Dataset rows describing interfaces:
------------------------------
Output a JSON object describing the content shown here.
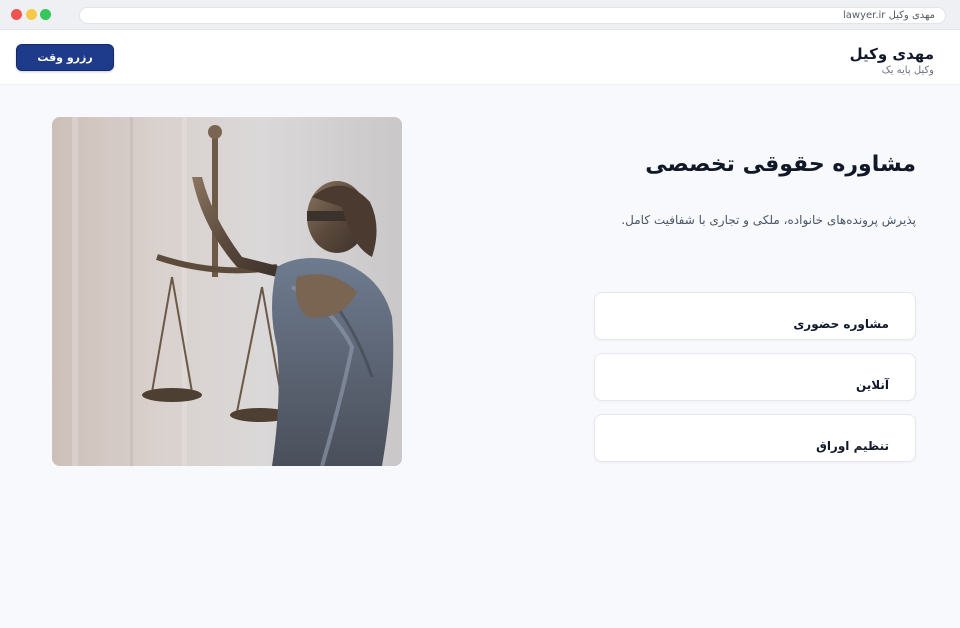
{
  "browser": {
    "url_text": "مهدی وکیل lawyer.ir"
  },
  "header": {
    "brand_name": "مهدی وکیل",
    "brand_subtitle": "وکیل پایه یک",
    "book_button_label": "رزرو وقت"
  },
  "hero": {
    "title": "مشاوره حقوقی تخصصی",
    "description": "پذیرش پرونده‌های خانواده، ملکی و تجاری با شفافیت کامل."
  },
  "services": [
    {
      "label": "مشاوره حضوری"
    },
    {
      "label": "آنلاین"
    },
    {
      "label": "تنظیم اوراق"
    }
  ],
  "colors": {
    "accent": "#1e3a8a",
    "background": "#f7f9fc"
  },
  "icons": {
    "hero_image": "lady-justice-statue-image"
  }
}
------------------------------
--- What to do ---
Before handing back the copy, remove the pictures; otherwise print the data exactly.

--- Solution to the problem ---
Output a JSON object describing the content shown here.
{
  "browser": {
    "url_text": "مهدی وکیل lawyer.ir"
  },
  "header": {
    "brand_name": "مهدی وکیل",
    "brand_subtitle": "وکیل پایه یک",
    "book_button_label": "رزرو وقت"
  },
  "hero": {
    "title": "مشاوره حقوقی تخصصی",
    "description": "پذیرش پرونده‌های خانواده، ملکی و تجاری با شفافیت کامل."
  },
  "services": [
    {
      "label": "مشاوره حضوری"
    },
    {
      "label": "آنلاین"
    },
    {
      "label": "تنظیم اوراق"
    }
  ],
  "colors": {
    "accent": "#1e3a8a",
    "background": "#f7f9fc"
  },
  "icons": {
    "hero_image": "lady-justice-statue-image"
  }
}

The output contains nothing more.